- Problem statement
Go through the entries and copy every line that has the string "location" in it.

- Exercise materials
◆ ◆ ◆ ◆

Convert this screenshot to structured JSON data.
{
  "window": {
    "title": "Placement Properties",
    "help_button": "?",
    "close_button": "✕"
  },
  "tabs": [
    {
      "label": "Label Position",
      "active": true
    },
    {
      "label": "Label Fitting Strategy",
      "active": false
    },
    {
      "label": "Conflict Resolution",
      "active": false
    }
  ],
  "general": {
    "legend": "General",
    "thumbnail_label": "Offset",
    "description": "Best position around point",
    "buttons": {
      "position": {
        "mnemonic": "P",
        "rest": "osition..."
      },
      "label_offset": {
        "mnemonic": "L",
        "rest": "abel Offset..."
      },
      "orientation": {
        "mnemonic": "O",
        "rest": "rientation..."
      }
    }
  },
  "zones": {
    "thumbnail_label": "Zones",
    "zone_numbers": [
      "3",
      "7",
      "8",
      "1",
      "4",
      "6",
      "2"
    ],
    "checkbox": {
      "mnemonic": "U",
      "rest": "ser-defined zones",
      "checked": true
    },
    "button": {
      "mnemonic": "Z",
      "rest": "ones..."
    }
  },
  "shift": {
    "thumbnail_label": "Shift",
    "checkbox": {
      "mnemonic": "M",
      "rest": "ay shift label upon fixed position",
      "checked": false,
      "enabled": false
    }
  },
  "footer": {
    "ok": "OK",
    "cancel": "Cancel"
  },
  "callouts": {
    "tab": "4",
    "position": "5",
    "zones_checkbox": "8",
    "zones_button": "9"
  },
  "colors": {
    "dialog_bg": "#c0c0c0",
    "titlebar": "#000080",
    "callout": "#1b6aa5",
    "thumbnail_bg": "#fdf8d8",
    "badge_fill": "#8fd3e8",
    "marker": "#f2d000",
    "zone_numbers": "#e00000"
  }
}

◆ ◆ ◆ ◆

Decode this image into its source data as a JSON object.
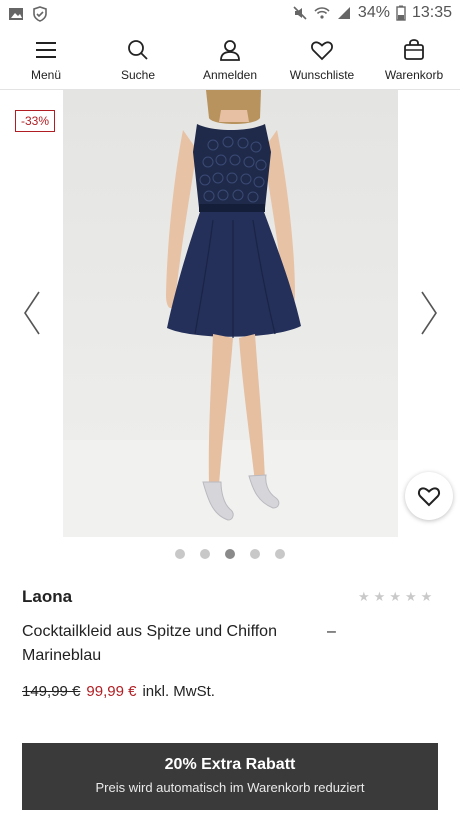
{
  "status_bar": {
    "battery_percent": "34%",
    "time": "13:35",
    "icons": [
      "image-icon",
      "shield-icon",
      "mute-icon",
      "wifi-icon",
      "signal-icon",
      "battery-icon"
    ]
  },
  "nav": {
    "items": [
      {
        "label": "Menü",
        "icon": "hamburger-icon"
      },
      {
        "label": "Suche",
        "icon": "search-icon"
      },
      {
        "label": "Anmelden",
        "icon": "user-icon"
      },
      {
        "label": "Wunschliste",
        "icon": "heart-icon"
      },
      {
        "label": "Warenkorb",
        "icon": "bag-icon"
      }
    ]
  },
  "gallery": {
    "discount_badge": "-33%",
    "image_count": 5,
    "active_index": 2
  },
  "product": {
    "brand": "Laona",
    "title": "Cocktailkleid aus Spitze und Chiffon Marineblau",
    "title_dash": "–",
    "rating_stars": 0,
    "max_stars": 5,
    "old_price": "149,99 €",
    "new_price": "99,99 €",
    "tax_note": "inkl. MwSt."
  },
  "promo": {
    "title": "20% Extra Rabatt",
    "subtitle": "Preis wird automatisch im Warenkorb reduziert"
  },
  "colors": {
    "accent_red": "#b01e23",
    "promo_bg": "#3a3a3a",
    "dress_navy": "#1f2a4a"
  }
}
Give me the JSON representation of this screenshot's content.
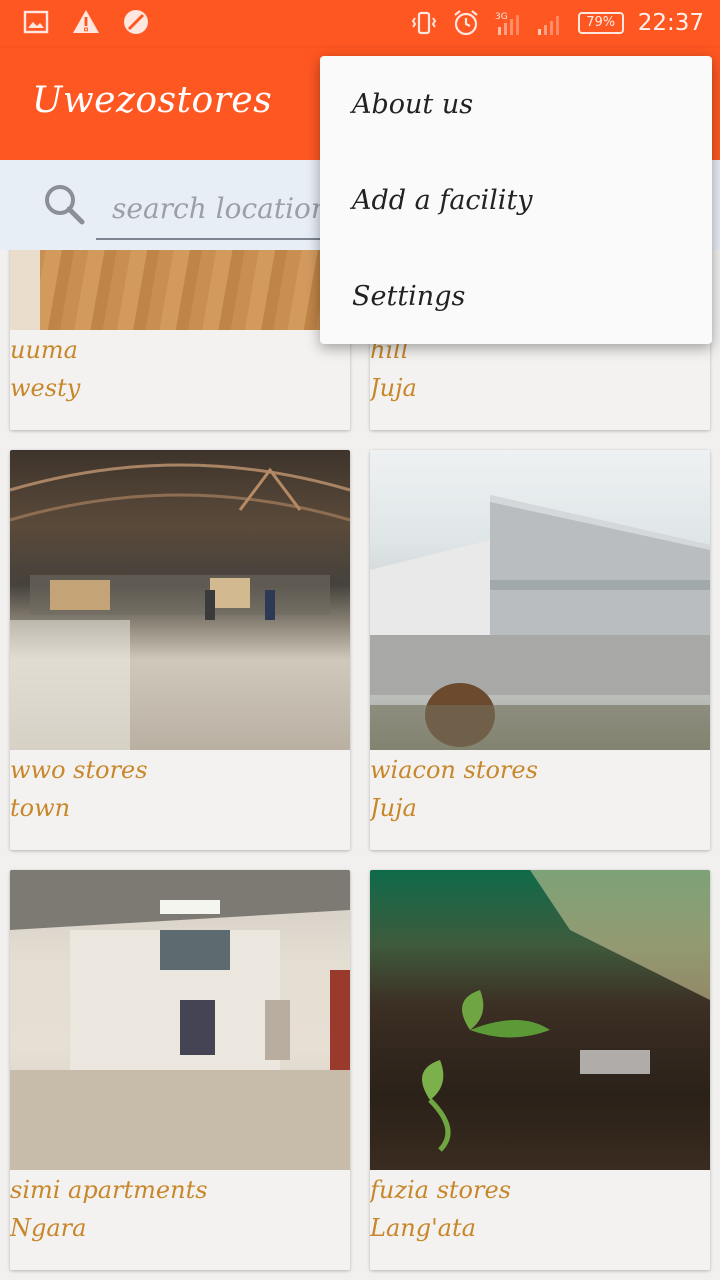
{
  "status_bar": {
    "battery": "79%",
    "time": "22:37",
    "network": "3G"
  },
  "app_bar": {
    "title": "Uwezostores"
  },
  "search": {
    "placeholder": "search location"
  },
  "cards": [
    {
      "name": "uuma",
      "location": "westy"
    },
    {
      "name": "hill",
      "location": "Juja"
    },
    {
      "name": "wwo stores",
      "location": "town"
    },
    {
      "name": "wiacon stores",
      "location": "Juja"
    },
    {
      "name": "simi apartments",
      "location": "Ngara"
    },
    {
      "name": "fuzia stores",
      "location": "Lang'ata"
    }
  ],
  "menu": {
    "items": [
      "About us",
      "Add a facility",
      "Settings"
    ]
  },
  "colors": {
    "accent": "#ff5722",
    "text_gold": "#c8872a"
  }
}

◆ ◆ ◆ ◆

- Your solution
    "placeholder": "search location"
      "location": "westy"
      "location": "Juja"
      "location": "town"
      "location": "Juja"
      "location": "Ngara"
      "location": "Lang'ata"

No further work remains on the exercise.